Whether a frontline employee on an hourly wage or a senior salaried executive with extensive and complicated variable compensation, there is an equally shared truth upon termination of employment: it hurts, and you are now required to negotiate your termination package in the midst of emotional and financial turmoil.
In Survival Systems Training Ltd. v. Survival Systems Ltd., the Nova Scotia Supreme Court recently dismissed a company’s motion for a injunction to prevent former employees from engaging in competitive activities. The Court confirmed that employers must meet a high threshold in order secure an injunction which would effectively prevent a former employee from working in their chosen vocation.

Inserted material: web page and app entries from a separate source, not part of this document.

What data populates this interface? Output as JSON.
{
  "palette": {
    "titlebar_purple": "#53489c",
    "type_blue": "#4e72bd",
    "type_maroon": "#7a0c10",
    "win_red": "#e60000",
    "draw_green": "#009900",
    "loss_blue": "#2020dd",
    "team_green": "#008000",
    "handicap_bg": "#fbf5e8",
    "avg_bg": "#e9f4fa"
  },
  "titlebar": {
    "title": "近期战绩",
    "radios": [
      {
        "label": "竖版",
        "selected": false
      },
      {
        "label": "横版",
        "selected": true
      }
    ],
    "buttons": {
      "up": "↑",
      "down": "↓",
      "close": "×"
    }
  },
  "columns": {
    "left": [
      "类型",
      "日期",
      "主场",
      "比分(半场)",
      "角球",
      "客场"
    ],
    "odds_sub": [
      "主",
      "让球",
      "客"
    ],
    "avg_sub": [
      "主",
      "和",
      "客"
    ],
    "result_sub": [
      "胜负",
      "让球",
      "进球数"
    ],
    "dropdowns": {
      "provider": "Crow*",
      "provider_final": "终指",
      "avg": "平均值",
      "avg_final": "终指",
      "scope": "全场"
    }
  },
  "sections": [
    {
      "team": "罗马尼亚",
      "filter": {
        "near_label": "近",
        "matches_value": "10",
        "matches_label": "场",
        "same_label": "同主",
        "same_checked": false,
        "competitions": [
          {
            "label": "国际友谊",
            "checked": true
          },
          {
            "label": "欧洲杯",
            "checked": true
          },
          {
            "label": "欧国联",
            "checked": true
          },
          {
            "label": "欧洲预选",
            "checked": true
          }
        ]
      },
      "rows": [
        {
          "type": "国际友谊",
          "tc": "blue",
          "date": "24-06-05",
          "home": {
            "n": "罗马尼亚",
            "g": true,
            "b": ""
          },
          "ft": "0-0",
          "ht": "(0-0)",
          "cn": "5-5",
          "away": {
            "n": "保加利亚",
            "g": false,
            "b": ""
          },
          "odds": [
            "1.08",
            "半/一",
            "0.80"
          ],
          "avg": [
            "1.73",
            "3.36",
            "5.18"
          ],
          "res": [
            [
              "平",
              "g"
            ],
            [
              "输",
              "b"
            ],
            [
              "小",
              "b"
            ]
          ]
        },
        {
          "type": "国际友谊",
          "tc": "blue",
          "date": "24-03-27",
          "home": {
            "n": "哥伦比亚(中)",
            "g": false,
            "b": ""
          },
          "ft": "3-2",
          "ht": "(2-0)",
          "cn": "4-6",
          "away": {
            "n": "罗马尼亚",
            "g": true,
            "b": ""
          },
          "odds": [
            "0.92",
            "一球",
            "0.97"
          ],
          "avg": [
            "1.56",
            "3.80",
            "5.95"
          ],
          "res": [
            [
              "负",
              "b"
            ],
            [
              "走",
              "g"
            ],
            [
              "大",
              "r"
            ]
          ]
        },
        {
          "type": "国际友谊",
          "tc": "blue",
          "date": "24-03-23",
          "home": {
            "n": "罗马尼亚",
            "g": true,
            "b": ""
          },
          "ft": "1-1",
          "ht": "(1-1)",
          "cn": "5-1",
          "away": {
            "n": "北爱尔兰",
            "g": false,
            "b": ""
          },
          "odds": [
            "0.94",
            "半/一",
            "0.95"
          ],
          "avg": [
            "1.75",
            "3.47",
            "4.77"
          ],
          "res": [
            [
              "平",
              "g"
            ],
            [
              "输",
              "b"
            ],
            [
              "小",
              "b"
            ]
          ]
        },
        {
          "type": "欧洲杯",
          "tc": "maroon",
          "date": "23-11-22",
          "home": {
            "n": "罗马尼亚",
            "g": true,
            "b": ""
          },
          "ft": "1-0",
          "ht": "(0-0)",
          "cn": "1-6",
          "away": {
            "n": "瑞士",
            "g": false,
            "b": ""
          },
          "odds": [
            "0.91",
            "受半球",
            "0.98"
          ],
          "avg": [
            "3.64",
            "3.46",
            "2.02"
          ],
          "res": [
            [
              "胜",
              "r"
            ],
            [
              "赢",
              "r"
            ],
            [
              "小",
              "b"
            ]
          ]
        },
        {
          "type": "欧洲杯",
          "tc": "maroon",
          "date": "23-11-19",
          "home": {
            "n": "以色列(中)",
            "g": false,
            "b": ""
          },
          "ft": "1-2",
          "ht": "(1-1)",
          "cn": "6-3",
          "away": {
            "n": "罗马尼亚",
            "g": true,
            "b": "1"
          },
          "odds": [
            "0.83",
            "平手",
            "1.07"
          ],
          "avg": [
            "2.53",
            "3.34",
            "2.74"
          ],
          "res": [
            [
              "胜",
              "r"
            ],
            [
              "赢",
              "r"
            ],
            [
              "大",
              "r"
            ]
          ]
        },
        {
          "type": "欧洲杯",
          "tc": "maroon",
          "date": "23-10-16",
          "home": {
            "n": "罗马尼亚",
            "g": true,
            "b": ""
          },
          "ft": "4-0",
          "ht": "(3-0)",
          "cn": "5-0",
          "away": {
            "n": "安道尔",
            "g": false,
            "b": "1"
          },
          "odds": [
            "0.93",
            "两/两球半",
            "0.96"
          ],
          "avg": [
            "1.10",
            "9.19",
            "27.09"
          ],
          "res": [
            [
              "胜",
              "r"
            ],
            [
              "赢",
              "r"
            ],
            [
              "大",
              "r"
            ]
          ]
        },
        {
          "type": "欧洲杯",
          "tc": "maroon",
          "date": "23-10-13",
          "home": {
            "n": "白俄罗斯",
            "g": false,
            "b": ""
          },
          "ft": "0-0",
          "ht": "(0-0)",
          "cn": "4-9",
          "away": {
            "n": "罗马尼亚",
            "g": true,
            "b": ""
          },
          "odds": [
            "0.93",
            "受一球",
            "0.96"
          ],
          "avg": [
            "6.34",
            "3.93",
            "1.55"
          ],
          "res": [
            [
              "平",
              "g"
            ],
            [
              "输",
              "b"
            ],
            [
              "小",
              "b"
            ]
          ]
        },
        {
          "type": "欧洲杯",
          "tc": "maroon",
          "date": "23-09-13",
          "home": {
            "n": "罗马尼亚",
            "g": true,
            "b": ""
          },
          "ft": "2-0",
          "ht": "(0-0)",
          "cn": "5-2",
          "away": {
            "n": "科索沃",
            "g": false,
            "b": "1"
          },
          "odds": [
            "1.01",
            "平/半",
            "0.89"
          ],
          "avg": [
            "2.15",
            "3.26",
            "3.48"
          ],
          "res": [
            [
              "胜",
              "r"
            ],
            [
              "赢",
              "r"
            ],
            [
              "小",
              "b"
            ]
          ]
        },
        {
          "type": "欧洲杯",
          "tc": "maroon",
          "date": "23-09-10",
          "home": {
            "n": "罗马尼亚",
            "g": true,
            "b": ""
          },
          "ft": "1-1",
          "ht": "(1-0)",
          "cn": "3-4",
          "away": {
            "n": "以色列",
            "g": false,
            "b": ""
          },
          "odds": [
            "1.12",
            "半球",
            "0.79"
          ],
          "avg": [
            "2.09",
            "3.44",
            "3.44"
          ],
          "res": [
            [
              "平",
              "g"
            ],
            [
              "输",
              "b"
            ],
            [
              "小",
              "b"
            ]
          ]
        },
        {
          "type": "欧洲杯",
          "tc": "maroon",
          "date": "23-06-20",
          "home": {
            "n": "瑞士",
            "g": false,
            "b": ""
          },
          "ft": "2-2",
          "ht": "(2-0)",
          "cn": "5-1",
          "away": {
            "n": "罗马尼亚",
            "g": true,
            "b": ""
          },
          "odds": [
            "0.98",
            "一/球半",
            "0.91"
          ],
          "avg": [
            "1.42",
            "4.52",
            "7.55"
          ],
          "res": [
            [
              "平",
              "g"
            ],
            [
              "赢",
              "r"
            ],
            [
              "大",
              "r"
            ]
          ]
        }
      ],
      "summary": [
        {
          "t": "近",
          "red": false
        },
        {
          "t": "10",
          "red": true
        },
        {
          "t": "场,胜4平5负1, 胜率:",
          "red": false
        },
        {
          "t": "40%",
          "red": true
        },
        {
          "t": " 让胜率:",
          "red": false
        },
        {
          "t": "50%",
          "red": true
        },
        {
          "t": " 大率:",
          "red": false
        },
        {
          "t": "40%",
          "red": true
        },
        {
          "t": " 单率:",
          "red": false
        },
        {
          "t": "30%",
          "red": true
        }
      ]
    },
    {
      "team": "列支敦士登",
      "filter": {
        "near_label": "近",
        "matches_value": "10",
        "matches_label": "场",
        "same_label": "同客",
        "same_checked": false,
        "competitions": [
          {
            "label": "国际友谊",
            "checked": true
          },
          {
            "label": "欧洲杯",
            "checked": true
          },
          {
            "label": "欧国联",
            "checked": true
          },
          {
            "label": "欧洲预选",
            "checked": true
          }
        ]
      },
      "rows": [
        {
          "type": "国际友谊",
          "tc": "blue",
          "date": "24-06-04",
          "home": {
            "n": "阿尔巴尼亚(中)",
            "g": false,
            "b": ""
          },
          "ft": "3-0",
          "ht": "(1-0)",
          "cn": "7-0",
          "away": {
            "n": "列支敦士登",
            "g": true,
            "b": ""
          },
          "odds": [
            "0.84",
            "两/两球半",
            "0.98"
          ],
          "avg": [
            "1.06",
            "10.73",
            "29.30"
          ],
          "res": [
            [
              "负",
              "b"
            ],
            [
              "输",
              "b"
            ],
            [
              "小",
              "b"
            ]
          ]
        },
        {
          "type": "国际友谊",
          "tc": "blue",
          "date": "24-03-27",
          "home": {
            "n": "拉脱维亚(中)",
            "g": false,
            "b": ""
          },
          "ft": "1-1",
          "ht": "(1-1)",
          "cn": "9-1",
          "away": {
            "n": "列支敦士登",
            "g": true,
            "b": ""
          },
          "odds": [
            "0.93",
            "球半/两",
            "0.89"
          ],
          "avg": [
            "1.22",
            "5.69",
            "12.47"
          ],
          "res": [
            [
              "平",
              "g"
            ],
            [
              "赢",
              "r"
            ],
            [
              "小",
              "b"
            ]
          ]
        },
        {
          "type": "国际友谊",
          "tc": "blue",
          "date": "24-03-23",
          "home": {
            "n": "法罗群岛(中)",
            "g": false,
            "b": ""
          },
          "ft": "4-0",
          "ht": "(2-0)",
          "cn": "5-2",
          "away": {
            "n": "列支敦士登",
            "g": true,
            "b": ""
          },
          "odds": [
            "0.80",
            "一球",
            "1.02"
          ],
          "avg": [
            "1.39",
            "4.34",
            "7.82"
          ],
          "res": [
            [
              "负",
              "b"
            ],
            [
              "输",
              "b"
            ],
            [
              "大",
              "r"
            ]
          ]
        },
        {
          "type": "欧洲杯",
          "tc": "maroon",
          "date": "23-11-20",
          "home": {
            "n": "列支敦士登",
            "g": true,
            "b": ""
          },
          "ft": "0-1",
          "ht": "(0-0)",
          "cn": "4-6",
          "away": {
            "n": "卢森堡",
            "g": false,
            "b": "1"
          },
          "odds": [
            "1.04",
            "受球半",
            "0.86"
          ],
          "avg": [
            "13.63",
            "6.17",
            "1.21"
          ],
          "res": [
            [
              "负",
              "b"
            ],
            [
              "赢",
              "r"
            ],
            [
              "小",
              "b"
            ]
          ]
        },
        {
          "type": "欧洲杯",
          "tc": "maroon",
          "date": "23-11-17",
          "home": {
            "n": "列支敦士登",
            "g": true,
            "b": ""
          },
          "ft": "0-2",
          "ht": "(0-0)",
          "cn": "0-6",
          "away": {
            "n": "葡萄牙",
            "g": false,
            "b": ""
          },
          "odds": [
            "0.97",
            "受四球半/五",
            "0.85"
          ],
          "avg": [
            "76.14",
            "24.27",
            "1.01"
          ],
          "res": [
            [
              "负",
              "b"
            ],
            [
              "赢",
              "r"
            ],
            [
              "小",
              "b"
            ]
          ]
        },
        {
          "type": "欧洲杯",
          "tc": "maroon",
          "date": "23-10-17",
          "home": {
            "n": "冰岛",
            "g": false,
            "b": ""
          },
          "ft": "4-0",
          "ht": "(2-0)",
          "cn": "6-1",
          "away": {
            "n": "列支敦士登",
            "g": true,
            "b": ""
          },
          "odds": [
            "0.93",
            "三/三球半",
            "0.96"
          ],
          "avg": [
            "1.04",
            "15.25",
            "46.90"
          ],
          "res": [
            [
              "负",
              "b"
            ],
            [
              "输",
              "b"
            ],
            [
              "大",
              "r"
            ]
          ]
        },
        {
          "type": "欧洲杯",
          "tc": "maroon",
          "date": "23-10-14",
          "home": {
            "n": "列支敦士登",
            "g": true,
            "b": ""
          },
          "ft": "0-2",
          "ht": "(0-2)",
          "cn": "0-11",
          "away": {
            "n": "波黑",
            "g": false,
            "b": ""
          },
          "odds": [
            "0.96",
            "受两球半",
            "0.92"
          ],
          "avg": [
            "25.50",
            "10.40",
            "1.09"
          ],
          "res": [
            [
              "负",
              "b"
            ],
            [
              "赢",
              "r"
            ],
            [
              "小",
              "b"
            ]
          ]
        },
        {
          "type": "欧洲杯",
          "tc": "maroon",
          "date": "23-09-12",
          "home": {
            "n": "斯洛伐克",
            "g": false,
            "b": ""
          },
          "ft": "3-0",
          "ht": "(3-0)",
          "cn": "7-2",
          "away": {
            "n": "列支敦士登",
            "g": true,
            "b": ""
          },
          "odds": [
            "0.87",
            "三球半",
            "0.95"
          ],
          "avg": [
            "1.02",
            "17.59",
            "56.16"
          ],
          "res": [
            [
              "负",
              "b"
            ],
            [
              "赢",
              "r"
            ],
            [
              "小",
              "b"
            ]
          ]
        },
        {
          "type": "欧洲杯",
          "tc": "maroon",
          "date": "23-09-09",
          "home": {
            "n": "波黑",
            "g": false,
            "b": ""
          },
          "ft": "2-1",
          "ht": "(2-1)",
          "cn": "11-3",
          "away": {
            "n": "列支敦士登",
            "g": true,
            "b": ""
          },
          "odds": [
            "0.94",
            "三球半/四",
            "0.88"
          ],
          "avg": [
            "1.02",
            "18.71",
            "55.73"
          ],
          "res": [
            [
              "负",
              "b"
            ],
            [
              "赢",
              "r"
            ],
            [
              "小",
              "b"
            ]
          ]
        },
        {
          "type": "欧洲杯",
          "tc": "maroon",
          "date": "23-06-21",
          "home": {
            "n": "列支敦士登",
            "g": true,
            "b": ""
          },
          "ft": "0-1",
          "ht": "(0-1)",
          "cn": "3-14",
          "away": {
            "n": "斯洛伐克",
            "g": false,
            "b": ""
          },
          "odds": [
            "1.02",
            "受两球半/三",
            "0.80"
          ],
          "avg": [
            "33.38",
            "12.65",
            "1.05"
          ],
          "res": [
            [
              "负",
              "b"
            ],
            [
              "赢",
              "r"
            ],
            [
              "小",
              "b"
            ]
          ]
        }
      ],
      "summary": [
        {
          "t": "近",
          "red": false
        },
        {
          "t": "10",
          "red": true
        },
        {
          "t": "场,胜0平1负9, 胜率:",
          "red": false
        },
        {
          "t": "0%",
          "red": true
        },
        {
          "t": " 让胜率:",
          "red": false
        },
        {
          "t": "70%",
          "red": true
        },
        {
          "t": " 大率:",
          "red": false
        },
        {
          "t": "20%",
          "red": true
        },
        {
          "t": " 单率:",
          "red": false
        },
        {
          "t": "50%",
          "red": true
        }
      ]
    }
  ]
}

Generally speaking, a restrictive covenant acts to restrict the activities of a former employee after their employment has ended. They usually come in one of two forms: non-competition clauses and non-solicitation clauses. The law on restrictive covenants is that they are prima facie unenforceable as they are in restraint of trade and therefore against public policy. In order to be enforced, they must be proven by the party that seeks to enforce them to be a reasonable limit on trade.